He explains to the class he tasted something funny in his coffee earlier. He then addresses someone off camera, and abruptly disappears. Below his desk a dummy lays lifeless. It is designed to look like Mr. Wilson.

It is the classes job to collect hair samples and try to figure how who is responsible for the dastardly deed.

“You have to look for the small stuff,” says Delilah Gunderson a student in the class. “You can’t look for patterns or stuff like that. You have to come in with kind of open eyes.”

Those eyes used microscopes to analyze different hair samples to see if they matched any left on the body.

There are six groups. Each gets one suspect and a description of him and his alibi. Their job is to disqualify their suspect as the culprit through forensic evidence they collect and analyze.

“It is really neat to see them just engaged” says Erik Wilson the Forensic Science 1 Teacher. “Listening to the conversations going on. They are into this.”

Their analysis could also lead them to exactly who is responsible for poisoning and killing the fake Mr. Wilson.

One team not only took science into consideration, but also the alibis provided.

What they discovered not everything is as it seems, and there needs to be great attention to detail.

“We have to figure out if Bozo the clown did it,” says Ellyaunna Turner, another student in the class. “We don’t think he did it because he was…ok, so he was assisting with Pennywise which was the other guy, and we think he did it. But we don’t think Bozo did it because the hair analysis does not match.”

Groups presented their findings to the class as to who did or didn’t commit the crime. Mr. Wilson says the class is supposed to be challenging as it incorporates teamwork, problem solving, science, and exploration.

Hands on instruction beats note taking anytime.

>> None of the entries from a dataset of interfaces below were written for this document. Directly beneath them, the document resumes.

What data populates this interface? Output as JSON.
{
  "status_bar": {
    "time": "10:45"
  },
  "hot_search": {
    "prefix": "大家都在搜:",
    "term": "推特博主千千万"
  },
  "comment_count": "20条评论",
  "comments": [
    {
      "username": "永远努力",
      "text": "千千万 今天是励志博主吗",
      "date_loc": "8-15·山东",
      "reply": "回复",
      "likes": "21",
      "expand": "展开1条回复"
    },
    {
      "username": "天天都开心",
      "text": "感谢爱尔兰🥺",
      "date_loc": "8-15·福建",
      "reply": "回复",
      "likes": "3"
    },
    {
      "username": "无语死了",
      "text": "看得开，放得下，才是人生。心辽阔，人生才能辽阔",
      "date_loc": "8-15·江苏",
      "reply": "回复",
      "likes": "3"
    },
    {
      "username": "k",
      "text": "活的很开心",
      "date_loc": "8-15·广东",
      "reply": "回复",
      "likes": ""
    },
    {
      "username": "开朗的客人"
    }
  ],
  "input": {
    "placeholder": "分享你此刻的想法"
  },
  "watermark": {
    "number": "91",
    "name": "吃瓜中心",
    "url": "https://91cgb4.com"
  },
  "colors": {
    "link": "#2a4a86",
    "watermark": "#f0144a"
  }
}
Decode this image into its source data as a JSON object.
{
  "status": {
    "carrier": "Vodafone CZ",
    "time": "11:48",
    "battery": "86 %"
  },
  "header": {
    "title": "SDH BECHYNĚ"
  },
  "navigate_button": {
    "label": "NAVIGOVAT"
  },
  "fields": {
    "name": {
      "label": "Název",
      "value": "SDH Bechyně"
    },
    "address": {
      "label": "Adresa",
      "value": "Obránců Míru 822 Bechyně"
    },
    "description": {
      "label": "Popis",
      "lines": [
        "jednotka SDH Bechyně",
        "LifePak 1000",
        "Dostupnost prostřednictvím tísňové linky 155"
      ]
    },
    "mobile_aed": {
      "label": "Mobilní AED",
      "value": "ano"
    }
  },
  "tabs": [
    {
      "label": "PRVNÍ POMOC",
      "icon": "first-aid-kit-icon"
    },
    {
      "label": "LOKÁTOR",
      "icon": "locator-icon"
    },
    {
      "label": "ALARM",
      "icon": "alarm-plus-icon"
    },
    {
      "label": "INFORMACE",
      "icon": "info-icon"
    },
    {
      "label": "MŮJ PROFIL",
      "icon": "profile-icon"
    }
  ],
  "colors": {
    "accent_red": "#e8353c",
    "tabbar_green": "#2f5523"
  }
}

This won’t be the last time these students examine a make-believe crime scene.

As a matter of fact, second period is just outside the door waiting to take their shot.